(Don’t be) Satisfied with Singleness
Once you are content with your singleness and grasp that God may call you to be single forever—then, and only then, will God bring you a spouse. When you surrender your desire to get married (i.e. cut your heart out) then God will fulfill your desire for a family.
How many of you have heard statements like these?
A reader recently emailed me confused why I condoned online dating and looking for a husband. Listen to part of what she wrote (I share this with permission from her, so don’t worry about your emails showing up on my blog!):
“Don’t you think as Christians, if we were to pursue our spouses via online dating, we would be moving ahead of God in a way? If I go online to look for my future spouse, it would almost mean that I’m not trusting God to provide for my needs.
If you’re single, the goal is not to be married: it is to walk closely with the Lord and to learn how to be satisfied in Christ. I believe it is then that the Lord will bring our spouse to us if it is His will for us to be married. If it isn’t God’s will for us to be married, online dating and going out and searching for someone who is compatible with us may be walking outside of the will of God for our lives.”
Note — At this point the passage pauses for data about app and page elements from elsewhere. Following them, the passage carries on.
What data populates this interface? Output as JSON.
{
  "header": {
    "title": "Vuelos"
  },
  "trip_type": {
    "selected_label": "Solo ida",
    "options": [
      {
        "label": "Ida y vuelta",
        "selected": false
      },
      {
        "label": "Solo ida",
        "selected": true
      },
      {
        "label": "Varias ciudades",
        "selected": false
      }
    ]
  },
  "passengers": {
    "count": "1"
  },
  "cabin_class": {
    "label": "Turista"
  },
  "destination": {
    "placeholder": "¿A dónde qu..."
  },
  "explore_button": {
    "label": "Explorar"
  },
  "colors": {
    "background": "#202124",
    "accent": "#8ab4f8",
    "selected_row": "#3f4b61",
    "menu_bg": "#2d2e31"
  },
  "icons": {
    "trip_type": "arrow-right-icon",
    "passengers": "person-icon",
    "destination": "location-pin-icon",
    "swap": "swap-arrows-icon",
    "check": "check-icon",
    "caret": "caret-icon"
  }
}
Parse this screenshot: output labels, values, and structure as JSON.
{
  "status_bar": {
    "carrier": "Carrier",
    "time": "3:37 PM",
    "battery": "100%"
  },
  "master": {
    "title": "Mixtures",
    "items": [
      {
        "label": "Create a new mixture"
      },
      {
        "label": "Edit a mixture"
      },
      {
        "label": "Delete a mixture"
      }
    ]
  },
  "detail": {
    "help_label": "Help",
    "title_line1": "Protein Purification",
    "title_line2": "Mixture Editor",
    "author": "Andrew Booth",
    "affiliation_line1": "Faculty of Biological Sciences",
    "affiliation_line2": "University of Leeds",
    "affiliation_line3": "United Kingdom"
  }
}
I used to think similarly. Growing up in the church, it seemed that women who stayed single were looked upon as more holy than the ones who found a husband. Women who didn’t make themselves up were more highly esteemed than those of us who wore stylish clothes and exercised to look a certain way. The “just be content” phrase was used so often and going out to try to meet a man was seen as weakness and not waiting on God. Oh, how far from the truth! I truly believe God wants us to be content in every circumstance, but that doesn’t mean that the waiting isn’t hard or it isn’t ok to look for a spouse.
Let’s look at dating through the lens of unemployment. Being unemployed when you really want a job is awful. I remember pouting and eating ice cream every Monday morning when I was unemployed—because all I wanted was to go to work like everyone else. (Ok, a tad dramatic, but I was miserable!). But during that season, I made career websites my homepage and constantly looked for connections, sent resumes, and applied to any and every job I could possibly imagine doing. I didn’t know what God wanted for my future, but I knew he wanted me to do something. So I applied for A LOT of jobs. Not one person told me to be content with my joblessness. Sure, I wasn’t to let it steal my joy or define me—but I wasn’t supposed to stop desiring employment. After all, God created us with a desire to work.
Now, what if I treated unemployment like many of us are told to treat singleness. What if I sat around and ate bons-bons all day and said, “God wants me to be content with my unemployment. And looking for a job and doing everything I can to seek opportunities would be stepping outside his will. When I don’t want to be employed anymore, then God will bring me a job.” I’d become a great story you’d tell all your friends—about your delusional friend who will never be employed. Am I right?
We are free in Jesus, and I want you to hear you have freedom to date online, ask your friends to set you up with someone, wear makeup, buy a new outfit, and desire a husband. Contentment doesn’t mean you cut off your desires and deaden your heart—is simply means you tell God how badly you want to be married and ask him to bring you a man. You can even add the word, “quickly” onto the end of that prayer. Freedom.
I met Michael when I was far from content, far from healed, and very close to my desires for marriage. I don’t know why the church and Christians have defined contentment with our relationship statuses as not wanting a spouse. God wants you and I to live fully alive—hearts open to the great story, even if we don’t always understand the pieces and are far from whole. Most were created with a desire for marriage and singleness can just plain suck at times. And if you hear nothing else, I want you to know that’s okay.
Do you agree? What sorts of things does the church tell singles? How have you learned to be content with your singleness, while still desiring marriage?
If you liked this post, you may also like:
- What if I Never Get Married? The Feared Call of Singleness
- The Story of Addictions
- Are You Satisfied? Dream Houses, Dream Spouses
- 40 and Single | One Man’s Story